The Oldham MP said he remained “a firm supporter of Keir and the project we have built to offer Britain an electable Labour government”.
Thangam Debbonaire was handed the shadow culture, media and sport secretary role, replacing Lucy Powell who was appointed shadow leader of the House of Commons.
The Labour leader’s was not expected to move his most senior team, with shadow chancellor Rachel Reeves, shadow health secretary Wes Streeting and shadow home secretary Yvette Cooper all staying put.
It comes as the school crumbling concrete scandal prompted Labour to revive its series of controversial attack adverts on the prime minister .
A new poster on Sunday featured Rishi Sunak face alongside the tagline: “Do you think your child’s school should be safe? Rishi Sunak doesn’t.”
It follows similar ads earlier this year, which had accused Mr Sunak of not wanting child sex abusers to be jailed.
The Government is also facing another awkward by-elections later this year.
Tory former whip Chris Pincher has lost his appeal against an eight-week suspension from the Commons following allegations he drunkenly groped two men at London’s exclusive Carlton Club last year.
It paves the way for a potential by-election in his Tamworth seat.
Ministers on Monday are also expected to move the writ to hold a vote in Mid Bedfordshire, the seat vacated by Nadine Dorries.
The Liberal Democrats are favourite to win the formally safe Conservative seat.
The party’s chief whip Wendy Chamberlain said: “The Conservatives have left the people of Mid Bedfordshire without proper representation for over a year. Rishi Sunak wanted to delay another humiliating defeat for the Conservative Party for as long as possible and we forced his hand.”
Mr Sunak had a mini Cabinet re-shuffle last week in which he avoided major changes but gave new appointments to close allies Grant Shapps and Claire Coutinho.
Some expect the PM to carry out a wider Government reshuffle in the coming months.

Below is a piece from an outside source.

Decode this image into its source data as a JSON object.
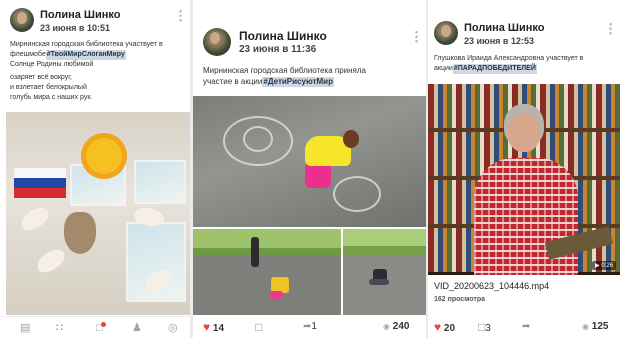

Both leaders are now gearing up for annual party conference season in October and look to getting their top teams in shape for the next general election, expected next year.